The answer should reproduce every entry exactly and contain no images.
-------------------------
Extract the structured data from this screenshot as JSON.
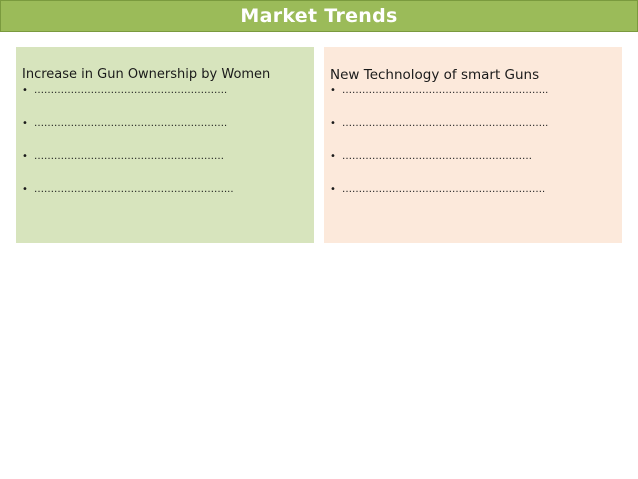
{
  "title": "Market Trends",
  "colors": {
    "title_bar": "#9bbb59",
    "left_panel": "#d7e4bd",
    "right_panel": "#fce9db"
  },
  "panels": [
    {
      "heading": "Increase in Gun Ownership by Women",
      "bullets": [
        "………………………………………………….",
        "………………………………………………….",
        "…………………………………………………",
        "…………………………………………………..."
      ]
    },
    {
      "heading": "New Technology of smart Guns",
      "bullets": [
        "……………………………………………………..",
        "……………………………………………………..",
        "…………………………………………………",
        "……………………………………………………."
      ]
    }
  ],
  "bullet_glyph": "•"
}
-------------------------
# OUTPUT FOR THIS TASK
Extract the structured data from this screenshot as JSON.
{
  "title": "Market Trends",
  "colors": {
    "title_bar": "#9bbb59",
    "left_panel": "#d7e4bd",
    "right_panel": "#fce9db"
  },
  "panels": [
    {
      "heading": "Increase in Gun Ownership by Women",
      "bullets": [
        "………………………………………………….",
        "………………………………………………….",
        "…………………………………………………",
        "…………………………………………………..."
      ]
    },
    {
      "heading": "New Technology of smart Guns",
      "bullets": [
        "……………………………………………………..",
        "……………………………………………………..",
        "…………………………………………………",
        "……………………………………………………."
      ]
    }
  ],
  "bullet_glyph": "•"
}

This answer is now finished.